Why is it that women are often more unlikely than men to take a call from a headhunter*? Are women less likely to be seen as a "flight risk"? Do their career and promotion prospects suffer as a result? Do women lack ambition or are they just, perhaps, not as good at "playing the game?"We recently shared an article entitled: "Are you too loyal to your employer?" and wrote about how important it was for women to find sponsors at work. Seeking a different take on this topic, I spoke to our co-founder, non-exec chair and experienced executive search consultant Melinda Wallman, about why, when and how to engage with headhunters or recruitment consultants.
When is the right time to engage?You should always be thinking about your marketability - internal and external. Where is your career heading? Are you in the place that best suits you now and in the near future?
Don't wait until you are feeling dissatisfied. Instead, be open minded, proactive and positive about your future. Keep extending your network and your contact base and have your future market positioning in mind.
What are the signs that you might be ready for a move?Are you feeling happy, successfully engaged? If so, you're likely to be in the right place. If, on the other hand, you don't feel as though you're growing and engaged, pause to ask why. It might be that you need a new focus internally - a new mentor or sponsor, the opportunity to work with different clients, or perhaps be staffed on a different type of project. If so, explore those internal opportunities. Or perhaps, this isn't the place for you long term and it might be time to think about a move.
How do you choose a recruiter or headhunter?The same way you'd choose any professional adviser. Do you homework. Research the market. Ask the people you trust, have them refer you. Who is the best in the market for what you do? Bear in mind the answer will be different if you're looking for in-house versus private practice and will also change depending on your practice area or the type of firm you want to target.
What should I talk about?Drill them for their knowledge and experience. Ask them what's going on in the market, particularly in your area. Where are the growth opportunities, who is on the up, where is your firm and your practice area positioned. What are the opportunities they see for someone of your background.
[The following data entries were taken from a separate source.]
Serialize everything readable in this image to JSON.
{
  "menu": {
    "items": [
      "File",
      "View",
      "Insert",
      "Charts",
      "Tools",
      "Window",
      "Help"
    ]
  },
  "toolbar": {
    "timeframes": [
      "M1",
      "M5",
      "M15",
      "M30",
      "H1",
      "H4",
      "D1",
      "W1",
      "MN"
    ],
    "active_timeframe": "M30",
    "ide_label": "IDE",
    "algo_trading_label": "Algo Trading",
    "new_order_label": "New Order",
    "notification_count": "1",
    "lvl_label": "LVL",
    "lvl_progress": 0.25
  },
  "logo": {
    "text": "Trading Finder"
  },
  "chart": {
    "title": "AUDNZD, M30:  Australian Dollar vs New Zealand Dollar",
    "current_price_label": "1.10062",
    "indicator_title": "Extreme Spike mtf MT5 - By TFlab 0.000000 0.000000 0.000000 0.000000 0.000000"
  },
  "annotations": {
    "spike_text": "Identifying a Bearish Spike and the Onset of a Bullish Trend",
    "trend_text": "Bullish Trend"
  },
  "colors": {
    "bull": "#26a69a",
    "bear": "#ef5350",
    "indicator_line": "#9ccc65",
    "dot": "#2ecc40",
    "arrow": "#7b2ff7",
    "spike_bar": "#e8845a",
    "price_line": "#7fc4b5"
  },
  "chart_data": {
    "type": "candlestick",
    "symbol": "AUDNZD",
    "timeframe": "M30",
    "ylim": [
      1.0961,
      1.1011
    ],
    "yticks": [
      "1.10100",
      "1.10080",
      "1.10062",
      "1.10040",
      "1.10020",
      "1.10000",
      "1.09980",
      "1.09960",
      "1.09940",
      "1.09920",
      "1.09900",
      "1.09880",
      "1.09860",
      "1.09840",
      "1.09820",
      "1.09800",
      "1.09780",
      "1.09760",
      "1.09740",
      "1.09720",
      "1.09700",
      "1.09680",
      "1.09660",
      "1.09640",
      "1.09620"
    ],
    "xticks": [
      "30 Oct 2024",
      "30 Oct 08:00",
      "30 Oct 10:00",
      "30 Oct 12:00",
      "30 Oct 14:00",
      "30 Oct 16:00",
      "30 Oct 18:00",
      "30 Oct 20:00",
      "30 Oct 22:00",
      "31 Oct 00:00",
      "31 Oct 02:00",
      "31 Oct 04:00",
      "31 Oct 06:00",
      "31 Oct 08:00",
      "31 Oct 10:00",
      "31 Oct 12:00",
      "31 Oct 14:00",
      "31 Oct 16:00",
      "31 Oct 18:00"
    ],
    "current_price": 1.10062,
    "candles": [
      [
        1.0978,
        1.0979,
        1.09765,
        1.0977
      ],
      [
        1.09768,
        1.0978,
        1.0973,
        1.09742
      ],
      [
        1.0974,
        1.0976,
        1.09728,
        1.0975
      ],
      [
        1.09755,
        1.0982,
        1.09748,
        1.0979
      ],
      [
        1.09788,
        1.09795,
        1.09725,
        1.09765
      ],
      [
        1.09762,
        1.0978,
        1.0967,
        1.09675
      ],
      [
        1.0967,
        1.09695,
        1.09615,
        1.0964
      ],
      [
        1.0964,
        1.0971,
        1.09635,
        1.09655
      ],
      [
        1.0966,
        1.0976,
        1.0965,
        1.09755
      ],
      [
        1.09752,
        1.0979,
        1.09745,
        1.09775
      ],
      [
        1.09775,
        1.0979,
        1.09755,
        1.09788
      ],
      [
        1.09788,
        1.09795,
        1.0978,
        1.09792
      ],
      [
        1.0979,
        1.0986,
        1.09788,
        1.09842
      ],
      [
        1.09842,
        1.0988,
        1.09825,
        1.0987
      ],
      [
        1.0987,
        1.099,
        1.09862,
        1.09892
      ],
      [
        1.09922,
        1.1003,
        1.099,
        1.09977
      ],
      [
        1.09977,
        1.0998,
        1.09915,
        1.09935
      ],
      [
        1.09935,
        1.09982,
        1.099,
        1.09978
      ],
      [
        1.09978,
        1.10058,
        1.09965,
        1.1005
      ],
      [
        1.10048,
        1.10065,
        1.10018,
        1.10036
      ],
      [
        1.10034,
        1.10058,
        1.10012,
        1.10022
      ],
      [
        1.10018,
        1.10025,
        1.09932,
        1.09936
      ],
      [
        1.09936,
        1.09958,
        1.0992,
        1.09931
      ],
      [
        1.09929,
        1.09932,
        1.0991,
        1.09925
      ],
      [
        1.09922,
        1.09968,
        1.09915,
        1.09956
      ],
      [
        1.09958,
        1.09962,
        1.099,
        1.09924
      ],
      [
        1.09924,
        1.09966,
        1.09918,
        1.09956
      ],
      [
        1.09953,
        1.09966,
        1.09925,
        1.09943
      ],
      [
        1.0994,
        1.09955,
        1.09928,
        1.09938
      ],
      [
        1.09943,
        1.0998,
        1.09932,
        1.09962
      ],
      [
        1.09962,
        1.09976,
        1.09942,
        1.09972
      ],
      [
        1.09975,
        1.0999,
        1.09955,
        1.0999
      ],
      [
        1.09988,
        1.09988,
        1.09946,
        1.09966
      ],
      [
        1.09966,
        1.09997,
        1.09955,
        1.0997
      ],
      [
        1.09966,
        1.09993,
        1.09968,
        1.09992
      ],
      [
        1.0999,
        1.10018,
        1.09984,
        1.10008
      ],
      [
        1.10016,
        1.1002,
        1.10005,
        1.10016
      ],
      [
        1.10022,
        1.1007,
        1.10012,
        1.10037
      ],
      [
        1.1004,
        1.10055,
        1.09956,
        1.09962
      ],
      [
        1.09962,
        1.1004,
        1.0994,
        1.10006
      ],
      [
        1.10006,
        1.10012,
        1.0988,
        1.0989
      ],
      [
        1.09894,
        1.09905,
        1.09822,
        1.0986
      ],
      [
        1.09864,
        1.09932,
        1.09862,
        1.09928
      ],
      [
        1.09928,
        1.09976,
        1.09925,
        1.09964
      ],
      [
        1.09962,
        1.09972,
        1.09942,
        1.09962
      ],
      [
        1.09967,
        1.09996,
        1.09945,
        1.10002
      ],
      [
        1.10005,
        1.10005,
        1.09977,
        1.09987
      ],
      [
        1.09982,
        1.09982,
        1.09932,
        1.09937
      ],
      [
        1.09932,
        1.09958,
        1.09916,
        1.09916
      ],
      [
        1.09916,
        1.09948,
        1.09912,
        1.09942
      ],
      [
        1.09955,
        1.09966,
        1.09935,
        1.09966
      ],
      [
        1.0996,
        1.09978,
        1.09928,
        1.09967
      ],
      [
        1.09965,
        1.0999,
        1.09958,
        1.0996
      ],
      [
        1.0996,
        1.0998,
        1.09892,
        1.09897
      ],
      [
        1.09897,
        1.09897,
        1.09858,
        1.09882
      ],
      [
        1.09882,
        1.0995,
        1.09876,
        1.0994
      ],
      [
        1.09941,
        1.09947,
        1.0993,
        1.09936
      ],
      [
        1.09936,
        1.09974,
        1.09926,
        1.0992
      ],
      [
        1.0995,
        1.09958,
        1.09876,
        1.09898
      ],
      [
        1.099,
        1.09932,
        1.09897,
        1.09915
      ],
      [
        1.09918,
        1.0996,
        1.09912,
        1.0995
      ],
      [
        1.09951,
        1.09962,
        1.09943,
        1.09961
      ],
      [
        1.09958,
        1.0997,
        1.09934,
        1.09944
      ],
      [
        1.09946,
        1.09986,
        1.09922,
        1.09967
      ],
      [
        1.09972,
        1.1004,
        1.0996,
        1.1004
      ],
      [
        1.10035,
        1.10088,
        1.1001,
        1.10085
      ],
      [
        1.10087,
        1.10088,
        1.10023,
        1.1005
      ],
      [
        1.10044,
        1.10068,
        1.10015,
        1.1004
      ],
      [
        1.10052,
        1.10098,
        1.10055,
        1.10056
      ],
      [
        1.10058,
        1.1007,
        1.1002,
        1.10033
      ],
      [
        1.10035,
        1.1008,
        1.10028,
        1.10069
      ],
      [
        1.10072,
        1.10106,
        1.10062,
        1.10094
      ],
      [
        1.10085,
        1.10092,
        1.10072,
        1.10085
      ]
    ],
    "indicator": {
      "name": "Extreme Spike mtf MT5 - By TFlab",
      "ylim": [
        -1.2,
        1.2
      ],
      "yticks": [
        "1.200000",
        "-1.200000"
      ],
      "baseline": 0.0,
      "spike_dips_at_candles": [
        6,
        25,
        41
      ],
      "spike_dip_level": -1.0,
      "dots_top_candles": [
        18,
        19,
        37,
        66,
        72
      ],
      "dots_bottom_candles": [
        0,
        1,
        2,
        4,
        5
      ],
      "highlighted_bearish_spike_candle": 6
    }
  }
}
How does your compensation compare to similarly situated lawyers at other firms.
What's your view on following a partner or partner teamThat very much depends on you, the partner team and the firms involved. Will those partners be creating opportunities that could further your career in the new firm? Or, conversely, will their departure make you more valuable to your existing firm and provide a growth opportunity for you there. The question is the same whether you stay or go: "Which platform provides the best growth opportunity for me/my career and who will support me in that growth?"
Are women really more reluctant to take those calls and if so why?Yes. Women take cold calls less frequently. Perhaps because they place more value on relationships and don't like a cold call. However, I also think they're super busy, delivering for their clients, taking on internal roles, keeping family life together. They sometimes just don't have the time to put their heads above the parapet and spend time talking about themselves and their career.
Also, I've noticed that where they have children and they are somehow making it work, they can feel a sense of loyalty to the firm who is "allowing them" to do that. As though they somehow owe them a debt of gratitude instead of expecting this as a right. This is also a factor in the gender pay gap - women don't negotiate hard because they feel grateful for any flexibility that their firm may have provided to help them balance work and family.
What about when women do leave? How easy is it for them to integrateSurveys that I have carried out over the years have consistently shown that female lateral hires integrate more smoothly and more quickly than men. For all the reasons above, they tend to have done a lot of research, taken their time and spent a lot of the recruitment process investigating and cementing new relationships. For them, the integration process begins from the first introduction and as a result the first 100 days tend to go more smoothly.
Also, in my experience, women rarely join firms where they do not know someone already.
How do you ensure you're a good leaver?Treat people with respect. Be courteous, leave the team in a better place than when you found it, take time to hand over properly. Explain that you're leaving the role not the people and that this is an opportunity that is right for you and your career at this point in time.
People understand that. Careers are long, you never know when you'll meet again.
Note: *The unscientific results of several conversations I've had with headhunters in the last month or so.